## Activity
Which lines below hold the word "icon"? Copy all of them.

━━━━━━━━━━━━━━━━

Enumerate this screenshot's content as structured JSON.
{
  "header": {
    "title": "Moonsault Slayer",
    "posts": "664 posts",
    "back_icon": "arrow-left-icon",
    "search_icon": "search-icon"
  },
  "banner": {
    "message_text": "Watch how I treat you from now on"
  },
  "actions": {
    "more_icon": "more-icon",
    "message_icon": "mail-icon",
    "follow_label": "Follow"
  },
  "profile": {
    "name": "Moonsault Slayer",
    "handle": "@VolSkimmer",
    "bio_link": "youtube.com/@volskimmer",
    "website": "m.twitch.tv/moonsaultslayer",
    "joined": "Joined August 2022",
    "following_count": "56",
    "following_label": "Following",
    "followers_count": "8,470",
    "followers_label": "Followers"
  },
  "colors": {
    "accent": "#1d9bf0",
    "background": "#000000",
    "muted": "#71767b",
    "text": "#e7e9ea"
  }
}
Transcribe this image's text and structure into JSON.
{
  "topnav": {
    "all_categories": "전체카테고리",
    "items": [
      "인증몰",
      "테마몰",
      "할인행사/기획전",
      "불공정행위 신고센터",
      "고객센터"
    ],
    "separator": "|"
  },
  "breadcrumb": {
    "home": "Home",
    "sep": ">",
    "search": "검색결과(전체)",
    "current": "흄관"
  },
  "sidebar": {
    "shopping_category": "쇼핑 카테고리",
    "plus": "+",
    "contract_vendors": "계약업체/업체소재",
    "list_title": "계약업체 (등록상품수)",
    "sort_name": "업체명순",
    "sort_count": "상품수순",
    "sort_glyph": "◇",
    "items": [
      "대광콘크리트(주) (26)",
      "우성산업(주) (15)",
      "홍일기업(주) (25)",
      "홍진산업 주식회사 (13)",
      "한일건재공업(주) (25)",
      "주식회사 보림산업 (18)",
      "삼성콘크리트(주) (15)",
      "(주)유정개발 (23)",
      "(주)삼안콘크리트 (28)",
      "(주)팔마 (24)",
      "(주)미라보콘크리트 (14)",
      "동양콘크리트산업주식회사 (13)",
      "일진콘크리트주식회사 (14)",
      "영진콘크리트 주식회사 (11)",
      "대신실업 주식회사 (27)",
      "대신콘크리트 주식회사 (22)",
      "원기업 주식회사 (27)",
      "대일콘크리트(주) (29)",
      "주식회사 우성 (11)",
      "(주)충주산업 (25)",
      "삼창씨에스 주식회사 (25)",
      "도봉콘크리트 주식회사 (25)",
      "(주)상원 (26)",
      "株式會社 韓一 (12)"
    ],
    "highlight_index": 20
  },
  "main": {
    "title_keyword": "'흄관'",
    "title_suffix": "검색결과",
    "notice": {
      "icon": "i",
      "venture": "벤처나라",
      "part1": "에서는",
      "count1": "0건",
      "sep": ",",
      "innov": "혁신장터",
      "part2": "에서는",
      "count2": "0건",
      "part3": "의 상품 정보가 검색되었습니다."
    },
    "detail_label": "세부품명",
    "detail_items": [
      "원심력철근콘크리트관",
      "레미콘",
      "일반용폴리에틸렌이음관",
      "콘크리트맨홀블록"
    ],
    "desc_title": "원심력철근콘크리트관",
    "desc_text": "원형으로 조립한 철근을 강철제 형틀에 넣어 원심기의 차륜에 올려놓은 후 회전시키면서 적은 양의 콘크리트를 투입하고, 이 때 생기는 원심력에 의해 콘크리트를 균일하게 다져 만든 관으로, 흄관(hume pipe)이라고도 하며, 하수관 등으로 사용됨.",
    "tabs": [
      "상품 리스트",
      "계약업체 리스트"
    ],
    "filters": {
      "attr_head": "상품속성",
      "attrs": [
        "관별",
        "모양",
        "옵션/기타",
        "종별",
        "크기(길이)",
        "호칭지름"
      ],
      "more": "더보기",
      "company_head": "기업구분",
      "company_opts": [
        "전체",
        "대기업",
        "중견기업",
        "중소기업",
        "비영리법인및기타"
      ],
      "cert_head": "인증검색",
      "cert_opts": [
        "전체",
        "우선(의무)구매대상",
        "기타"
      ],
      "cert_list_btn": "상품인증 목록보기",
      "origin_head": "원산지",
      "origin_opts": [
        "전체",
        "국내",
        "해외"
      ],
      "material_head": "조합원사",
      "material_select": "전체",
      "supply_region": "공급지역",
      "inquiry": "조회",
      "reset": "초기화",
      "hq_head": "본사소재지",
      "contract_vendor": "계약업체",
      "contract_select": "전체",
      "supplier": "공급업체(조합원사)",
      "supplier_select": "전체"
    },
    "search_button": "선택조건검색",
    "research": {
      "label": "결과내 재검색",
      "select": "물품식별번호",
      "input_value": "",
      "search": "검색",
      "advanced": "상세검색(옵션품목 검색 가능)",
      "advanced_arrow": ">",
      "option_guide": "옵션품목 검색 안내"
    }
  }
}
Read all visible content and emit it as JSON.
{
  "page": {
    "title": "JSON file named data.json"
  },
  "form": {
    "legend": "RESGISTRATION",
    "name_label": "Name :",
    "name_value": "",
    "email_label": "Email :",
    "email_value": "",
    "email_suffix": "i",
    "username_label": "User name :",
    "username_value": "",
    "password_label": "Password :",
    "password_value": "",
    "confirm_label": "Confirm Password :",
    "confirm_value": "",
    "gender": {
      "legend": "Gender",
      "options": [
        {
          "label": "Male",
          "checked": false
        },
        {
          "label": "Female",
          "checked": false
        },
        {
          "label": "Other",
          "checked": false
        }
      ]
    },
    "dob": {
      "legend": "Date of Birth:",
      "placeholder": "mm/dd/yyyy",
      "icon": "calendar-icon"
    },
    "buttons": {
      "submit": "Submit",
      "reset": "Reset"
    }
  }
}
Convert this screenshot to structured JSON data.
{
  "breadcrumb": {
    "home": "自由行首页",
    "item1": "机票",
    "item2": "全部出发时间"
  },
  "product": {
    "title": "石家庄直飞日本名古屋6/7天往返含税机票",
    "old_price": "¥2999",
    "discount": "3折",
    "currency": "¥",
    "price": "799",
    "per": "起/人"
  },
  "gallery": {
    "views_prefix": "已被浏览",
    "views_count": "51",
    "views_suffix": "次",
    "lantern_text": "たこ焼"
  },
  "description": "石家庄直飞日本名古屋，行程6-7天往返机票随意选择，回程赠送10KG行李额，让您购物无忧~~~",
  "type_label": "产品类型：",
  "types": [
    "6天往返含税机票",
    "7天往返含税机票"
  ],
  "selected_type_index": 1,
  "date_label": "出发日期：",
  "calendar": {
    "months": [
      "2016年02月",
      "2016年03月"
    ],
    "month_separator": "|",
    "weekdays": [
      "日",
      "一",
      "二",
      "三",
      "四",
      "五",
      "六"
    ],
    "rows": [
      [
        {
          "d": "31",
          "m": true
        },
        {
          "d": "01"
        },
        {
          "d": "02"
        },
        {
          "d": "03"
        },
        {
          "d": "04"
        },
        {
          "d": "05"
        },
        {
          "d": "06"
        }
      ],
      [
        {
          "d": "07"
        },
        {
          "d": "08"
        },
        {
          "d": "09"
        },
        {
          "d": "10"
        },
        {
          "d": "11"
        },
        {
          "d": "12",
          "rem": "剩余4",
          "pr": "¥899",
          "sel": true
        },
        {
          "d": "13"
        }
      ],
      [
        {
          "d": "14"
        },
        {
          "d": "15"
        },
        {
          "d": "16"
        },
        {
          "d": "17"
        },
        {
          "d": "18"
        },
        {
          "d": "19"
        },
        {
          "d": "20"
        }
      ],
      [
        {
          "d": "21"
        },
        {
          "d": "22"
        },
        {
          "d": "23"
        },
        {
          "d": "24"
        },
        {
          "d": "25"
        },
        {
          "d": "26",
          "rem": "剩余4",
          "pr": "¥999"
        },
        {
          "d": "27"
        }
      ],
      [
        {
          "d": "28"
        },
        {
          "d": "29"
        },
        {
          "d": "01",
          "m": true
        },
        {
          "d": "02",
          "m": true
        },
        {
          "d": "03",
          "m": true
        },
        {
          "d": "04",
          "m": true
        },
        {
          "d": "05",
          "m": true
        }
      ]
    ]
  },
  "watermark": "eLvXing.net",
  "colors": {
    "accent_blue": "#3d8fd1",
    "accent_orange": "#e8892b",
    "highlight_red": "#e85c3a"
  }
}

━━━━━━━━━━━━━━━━

## Problem solution
    "back_icon": "arrow-left-icon",
    "search_icon": "search-icon"
    "more_icon": "more-icon",
    "message_icon": "mail-icon",
      "icon": "i",
      "icon": "calendar-icon"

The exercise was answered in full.